Prompt:
Starting at the line that contains "Convert this screenshot", write out each line exactly through the last one in the material below, and nothing more; omit all pictures.

Task data:
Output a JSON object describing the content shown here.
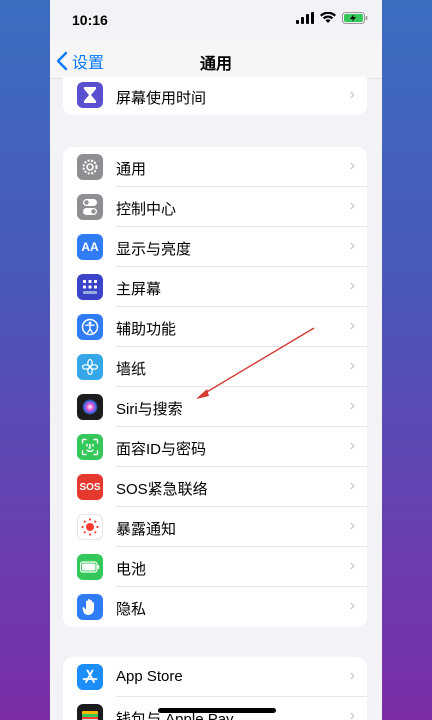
{
  "status": {
    "time": "10:16"
  },
  "nav": {
    "back_label": "设置",
    "title": "通用"
  },
  "groups": [
    {
      "items": [
        {
          "label": "屏幕使用时间",
          "icon": "hourglass-icon",
          "color": "#5a4fcf"
        }
      ]
    },
    {
      "items": [
        {
          "label": "通用",
          "icon": "gear-icon",
          "color": "#8e8e93"
        },
        {
          "label": "控制中心",
          "icon": "toggle-icon",
          "color": "#8e8e93"
        },
        {
          "label": "显示与亮度",
          "icon": "text-size-icon",
          "color": "#2f7cf6",
          "glyph": "AA"
        },
        {
          "label": "主屏幕",
          "icon": "home-grid-icon",
          "color": "#3b43c9"
        },
        {
          "label": "辅助功能",
          "icon": "accessibility-icon",
          "color": "#2f7cf6"
        },
        {
          "label": "墙纸",
          "icon": "flower-icon",
          "color": "#35a6e8"
        },
        {
          "label": "Siri与搜索",
          "icon": "siri-icon",
          "color": "#222"
        },
        {
          "label": "面容ID与密码",
          "icon": "faceid-icon",
          "color": "#34c759"
        },
        {
          "label": "SOS紧急联络",
          "icon": "sos-icon",
          "color": "#e5392f",
          "glyph": "SOS"
        },
        {
          "label": "暴露通知",
          "icon": "exposure-icon",
          "color": "#ffffff"
        },
        {
          "label": "电池",
          "icon": "battery-icon",
          "color": "#34c759"
        },
        {
          "label": "隐私",
          "icon": "hand-icon",
          "color": "#2f7cf6"
        }
      ]
    },
    {
      "items": [
        {
          "label": "App Store",
          "icon": "appstore-icon",
          "color": "#1c8ef9"
        },
        {
          "label": "钱包与 Apple Pay",
          "icon": "wallet-icon",
          "color": "#222"
        }
      ]
    }
  ]
}
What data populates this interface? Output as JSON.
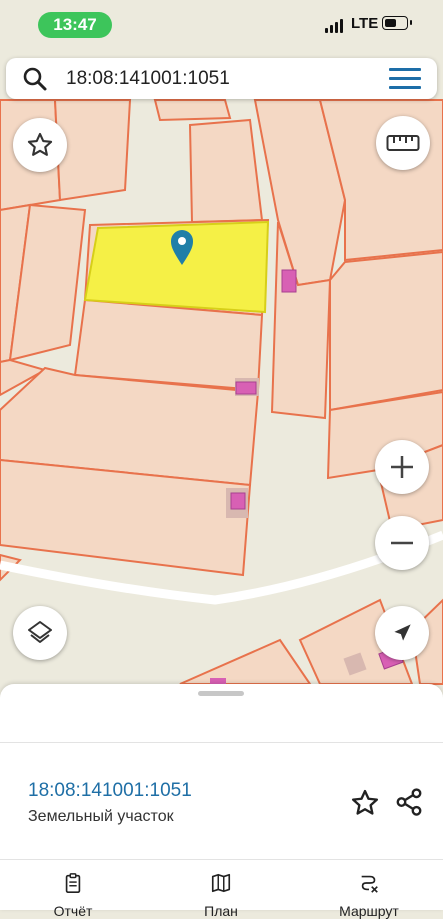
{
  "status_bar": {
    "time": "13:47",
    "network": "LTE"
  },
  "search": {
    "query": "18:08:141001:1051"
  },
  "map": {
    "colors": {
      "background": "#eceadd",
      "parcel_fill": "#f4d8c4",
      "parcel_stroke": "#e8724c",
      "selected_fill": "#f5f046",
      "building_fill": "#d860b4",
      "road": "#ffffff",
      "pin": "#1f7fa8"
    }
  },
  "sheet": {
    "cadastral_number": "18:08:141001:1051",
    "object_type": "Земельный участок"
  },
  "tabs": [
    {
      "label": "Отчёт",
      "icon": "clipboard-icon"
    },
    {
      "label": "План",
      "icon": "map-icon"
    },
    {
      "label": "Маршрут",
      "icon": "route-icon"
    }
  ]
}
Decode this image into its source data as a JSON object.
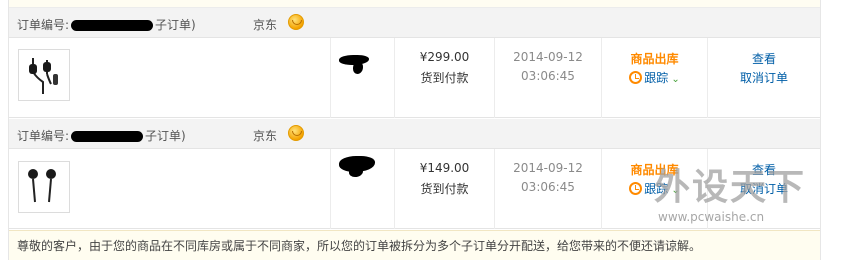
{
  "orders": [
    {
      "label_prefix": "订单编号:",
      "label_suffix": "子订单)",
      "shop": "京东",
      "price": "¥299.00",
      "payment": "货到付款",
      "date": "2014-09-12",
      "time": "03:06:45",
      "status": "商品出库",
      "track": "跟踪",
      "view": "查看",
      "cancel": "取消订单"
    },
    {
      "label_prefix": "订单编号:",
      "label_suffix": "子订单)",
      "shop": "京东",
      "price": "¥149.00",
      "payment": "货到付款",
      "date": "2014-09-12",
      "time": "03:06:45",
      "status": "商品出库",
      "track": "跟踪",
      "view": "查看",
      "cancel": "取消订单"
    }
  ],
  "notice": "尊敬的客户，由于您的商品在不同库房或属于不同商家，所以您的订单被拆分为多个子订单分开配送，给您带来的不便还请谅解。",
  "watermark": {
    "main": "外设天下",
    "url": "www.pcwaishe.cn"
  },
  "colors": {
    "status": "#ff8a00",
    "link": "#005ea7",
    "header_bg": "#f3f3f3",
    "notice_bg": "#fffdf0"
  },
  "icons": [
    "shop-coin-icon",
    "clock-icon",
    "chevron-down-icon",
    "earphone-thumbnail"
  ]
}
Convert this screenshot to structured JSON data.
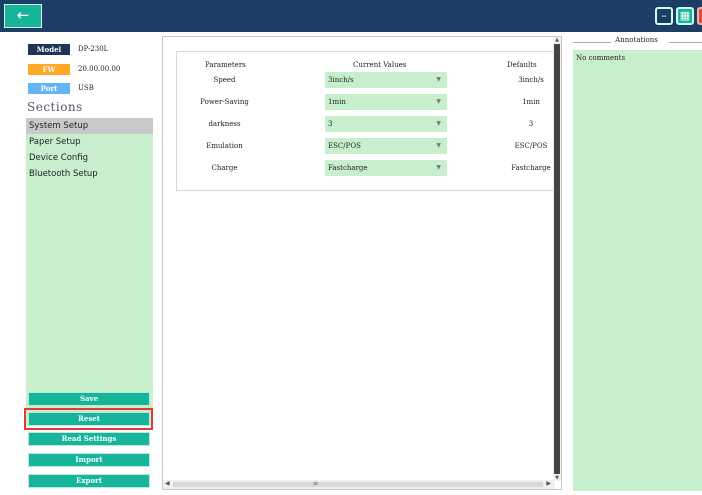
{
  "titlebar": {
    "back_icon": "arrow-left-icon",
    "minimize_icon": "minimize-icon",
    "maximize_icon": "maximize-icon",
    "close_icon": "close-icon"
  },
  "device": {
    "model_label": "Model",
    "model_value": "DP-230L",
    "fw_label": "FW",
    "fw_value": "20.00.00.00",
    "port_label": "Port",
    "port_value": "USB"
  },
  "sidebar": {
    "title": "Sections",
    "items": [
      {
        "label": "System Setup"
      },
      {
        "label": "Paper Setup"
      },
      {
        "label": "Device Config"
      },
      {
        "label": "Bluetooth Setup"
      }
    ]
  },
  "buttons": {
    "save": "Save",
    "reset": "Reset",
    "read_settings": "Read Settings",
    "import": "Import",
    "export": "Export"
  },
  "params": {
    "headers": {
      "parameters": "Parameters",
      "current": "Current Values",
      "defaults": "Defaults"
    },
    "rows": [
      {
        "name": "Speed",
        "current": "3inch/s",
        "default": "3inch/s"
      },
      {
        "name": "Power-Saving",
        "current": "1min",
        "default": "1min"
      },
      {
        "name": "darkness",
        "current": "3",
        "default": "3"
      },
      {
        "name": "Emulation",
        "current": "ESC/POS",
        "default": "ESC/POS"
      },
      {
        "name": "Charge",
        "current": "Fastcharge",
        "default": "Fastcharge"
      }
    ]
  },
  "annotations": {
    "title": "Annotations",
    "text": "No comments"
  },
  "colors": {
    "titlebar": "#1c3d66",
    "accent": "#16b59a",
    "panel": "#c8efcd",
    "model_badge": "#1f3558",
    "fw_badge": "#ffa726",
    "port_badge": "#64b5f6",
    "highlight": "#e53935"
  }
}
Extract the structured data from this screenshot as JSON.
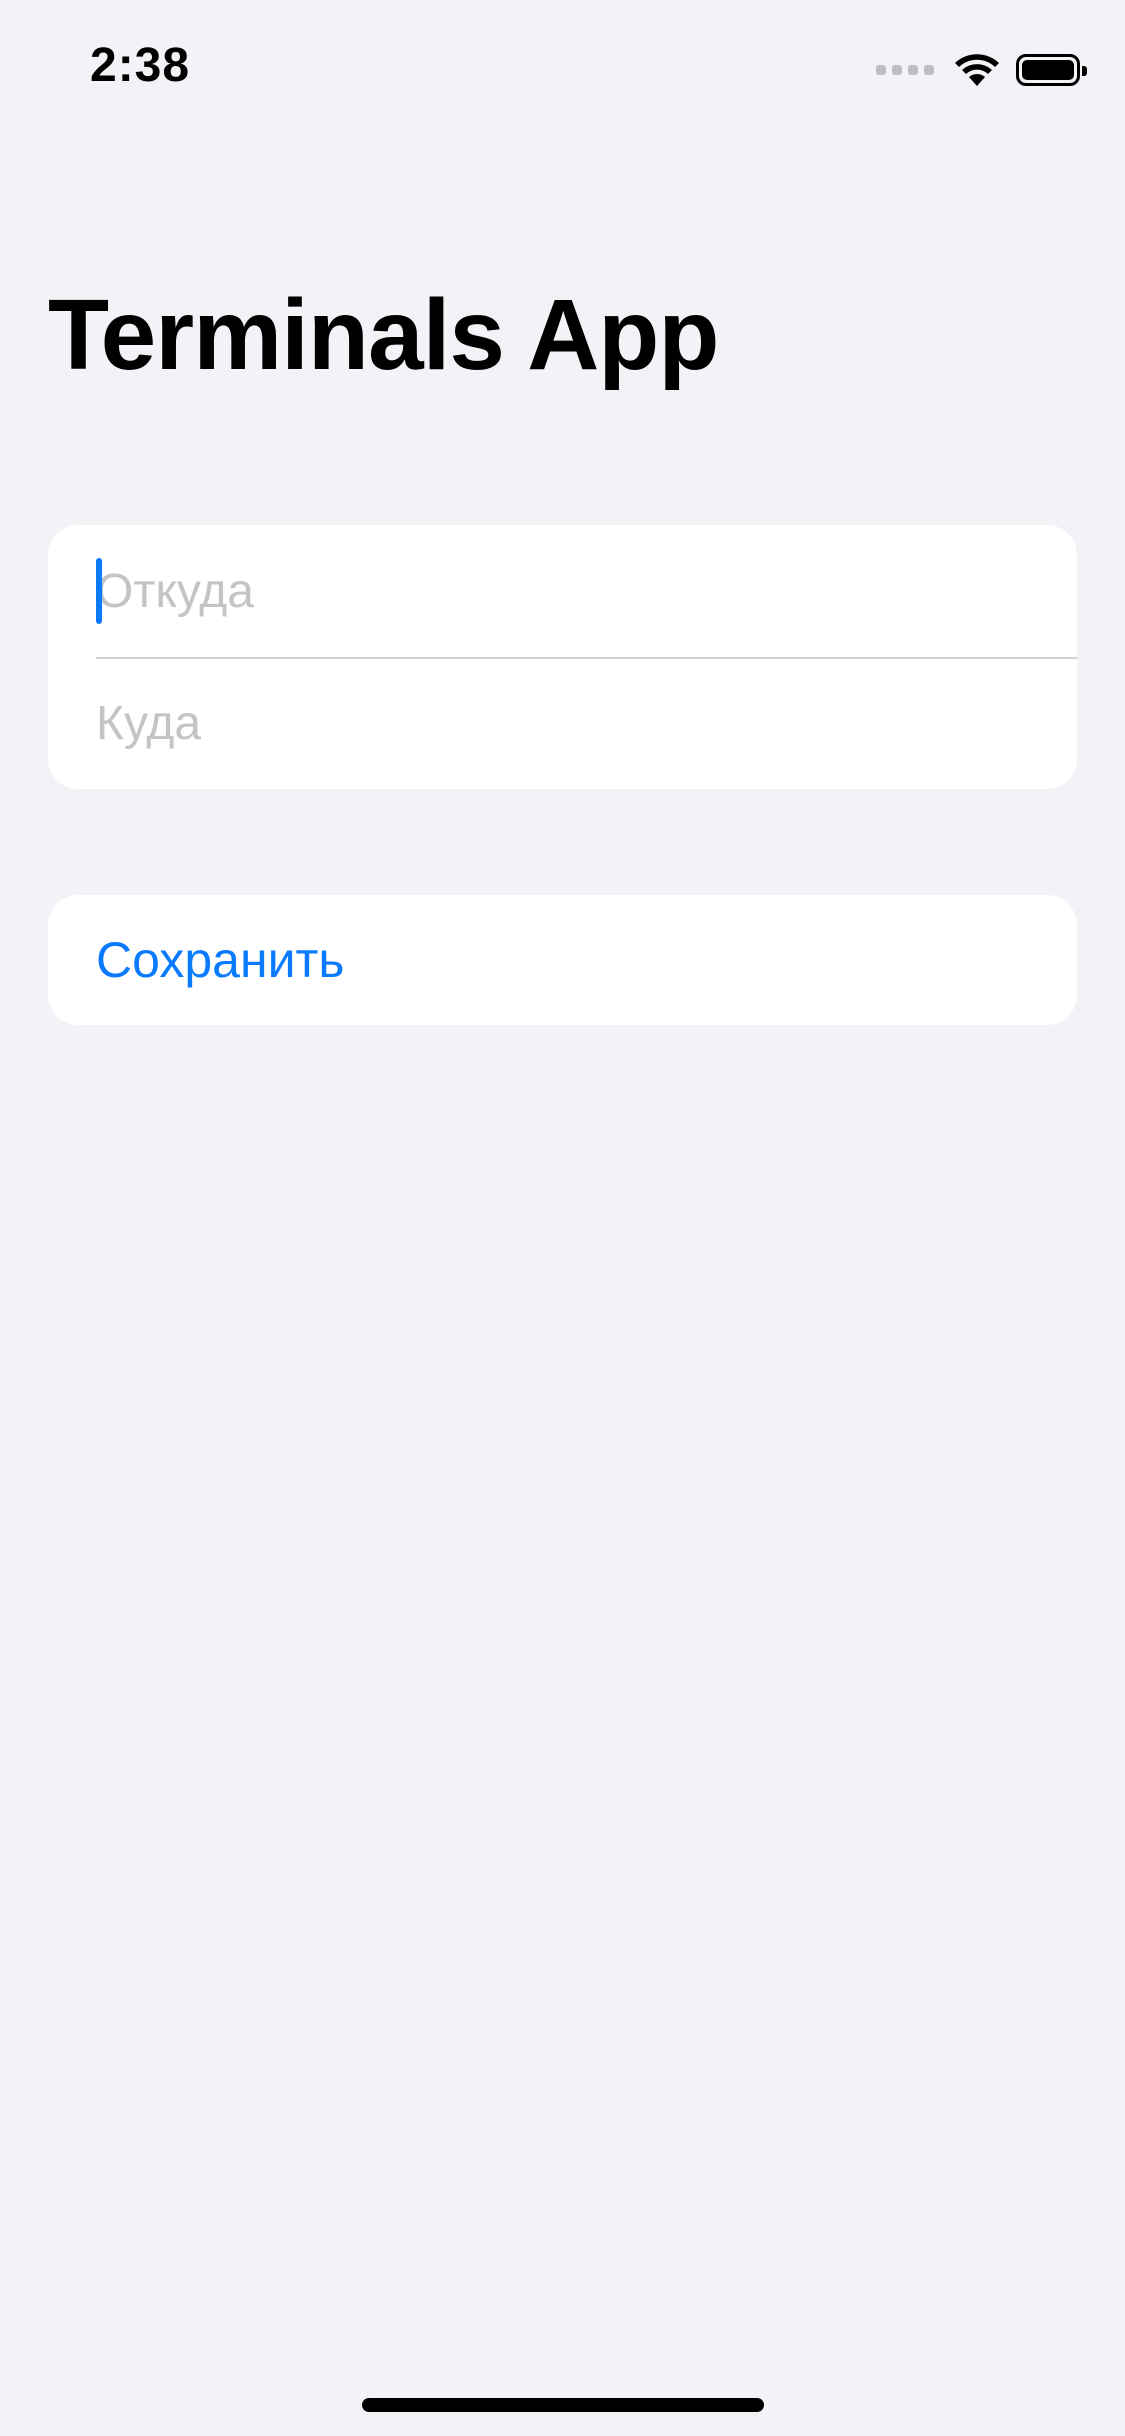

Answer space:
Convert this screenshot to structured JSON data.
{
  "titlebar": {
    "back_icon": "arrow-left-icon",
    "minimize_icon": "minimize-icon",
    "maximize_icon": "maximize-icon",
    "close_icon": "close-icon"
  },
  "device": {
    "model_label": "Model",
    "model_value": "DP-230L",
    "fw_label": "FW",
    "fw_value": "20.00.00.00",
    "port_label": "Port",
    "port_value": "USB"
  },
  "sidebar": {
    "title": "Sections",
    "items": [
      {
        "label": "System Setup"
      },
      {
        "label": "Paper Setup"
      },
      {
        "label": "Device Config"
      },
      {
        "label": "Bluetooth Setup"
      }
    ]
  },
  "buttons": {
    "save": "Save",
    "reset": "Reset",
    "read_settings": "Read Settings",
    "import": "Import",
    "export": "Export"
  },
  "params": {
    "headers": {
      "parameters": "Parameters",
      "current": "Current Values",
      "defaults": "Defaults"
    },
    "rows": [
      {
        "name": "Speed",
        "current": "3inch/s",
        "default": "3inch/s"
      },
      {
        "name": "Power-Saving",
        "current": "1min",
        "default": "1min"
      },
      {
        "name": "darkness",
        "current": "3",
        "default": "3"
      },
      {
        "name": "Emulation",
        "current": "ESC/POS",
        "default": "ESC/POS"
      },
      {
        "name": "Charge",
        "current": "Fastcharge",
        "default": "Fastcharge"
      }
    ]
  },
  "annotations": {
    "title": "Annotations",
    "text": "No comments"
  },
  "colors": {
    "titlebar": "#1c3d66",
    "accent": "#16b59a",
    "panel": "#c8efcd",
    "model_badge": "#1f3558",
    "fw_badge": "#ffa726",
    "port_badge": "#64b5f6",
    "highlight": "#e53935"
  }
}
Extract the structured data from this screenshot as JSON.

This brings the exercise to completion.